Job loss is a common worry for Texans regardless of their income, education and position in society. It can happen to anyone without warning. While there are fundamental issues that accompany losing a job such as paying for a place to live and purchasing necessities, those who have been ordered to pay child support will undoubtedly be worried about ensuring their child’s needs are met and what potential sanctions they might face if they are unable to make the payments in the amount they are supposed to. This is not an ideal situation, but there are steps that the supporting parent can take to address it.
What to do about child support after job loss
It is important that a supporting parent understand the procedure to address job loss in the context of child support. First, the Office of the Attorney General and the court must be informed of what has occurred. Still, this is not enough to change the payments, even for a defined time-period.
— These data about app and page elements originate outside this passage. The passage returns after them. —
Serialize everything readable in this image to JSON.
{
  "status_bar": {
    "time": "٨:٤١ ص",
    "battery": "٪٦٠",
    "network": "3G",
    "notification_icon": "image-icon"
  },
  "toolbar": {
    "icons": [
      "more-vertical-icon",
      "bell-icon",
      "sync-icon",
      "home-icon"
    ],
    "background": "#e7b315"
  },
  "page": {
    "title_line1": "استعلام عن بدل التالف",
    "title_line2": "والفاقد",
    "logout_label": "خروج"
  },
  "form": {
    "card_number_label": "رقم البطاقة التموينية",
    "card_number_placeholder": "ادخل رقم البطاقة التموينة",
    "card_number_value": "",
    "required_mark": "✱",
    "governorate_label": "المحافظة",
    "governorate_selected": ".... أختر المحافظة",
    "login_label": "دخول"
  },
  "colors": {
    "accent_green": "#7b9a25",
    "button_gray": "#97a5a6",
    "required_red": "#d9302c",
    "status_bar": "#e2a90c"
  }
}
To change the amount that is to be paid, there must be a new support order. There are basic requirements to change a support order. That includes a major circumstantial change.
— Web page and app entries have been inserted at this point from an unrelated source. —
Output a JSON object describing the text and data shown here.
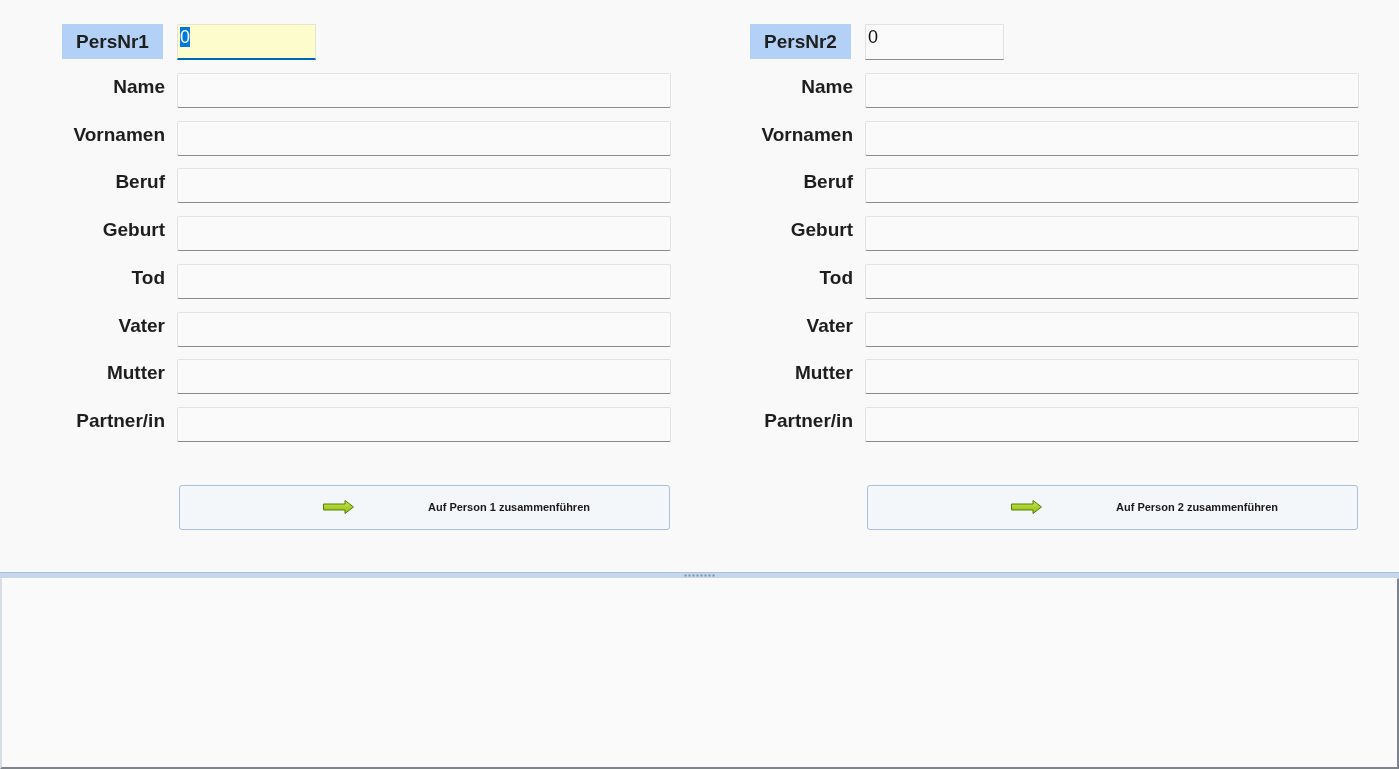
{
  "panels": [
    {
      "id_label": "PersNr1",
      "id_field": {
        "value": "0",
        "focused": true
      },
      "fields": [
        {
          "label": "Name"
        },
        {
          "label": "Vornamen"
        },
        {
          "label": "Beruf"
        },
        {
          "label": "Geburt"
        },
        {
          "label": "Tod"
        },
        {
          "label": "Vater"
        },
        {
          "label": "Mutter"
        },
        {
          "label": "Partner/in"
        }
      ],
      "merge_button": "Auf Person 1 zusammenführen"
    },
    {
      "id_label": "PersNr2",
      "id_field": {
        "value": "0",
        "focused": false
      },
      "fields": [
        {
          "label": "Name"
        },
        {
          "label": "Vornamen"
        },
        {
          "label": "Beruf"
        },
        {
          "label": "Geburt"
        },
        {
          "label": "Tod"
        },
        {
          "label": "Vater"
        },
        {
          "label": "Mutter"
        },
        {
          "label": "Partner/in"
        }
      ],
      "merge_button": "Auf Person 2 zusammenführen"
    }
  ]
}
Other justifications to change a support order are if a minimum of three years have passed since the order was put into effect or changed or if there is a 20% or $100 difference between the state child support guidelines and the person’s income. Unemployment is a different matter. Requesting a modification due to job loss will require the supporting parent prove that he or she is actively seeking a job or is taking part in a training program to gain the skills necessary to get a job.
Simply not paying what is owed is a mistake
Parents who have lost their job might be under the impression that this simple fact will warrant missed or reduced child support payments and there will not be any penalties for it. That is a mistake that can compound the person’s problems. The court is unlikely to simply dismiss past-due payments for any reason, therefore there can be consequences.
After job loss or other challenges, it is imperative to adhere to the basics of family law. For parents who are on relatively good terms, it might be negotiable. If the relationship is more complicated, it may be more difficult. The current economy has led to people losing their jobs and having reduced income for various reasons. That does not eliminate the need to provide for a child. To deal with child support from the perspective of the custodial or noncustodial parent, having professional assistance can be crucial to achieve a reasonable outcome.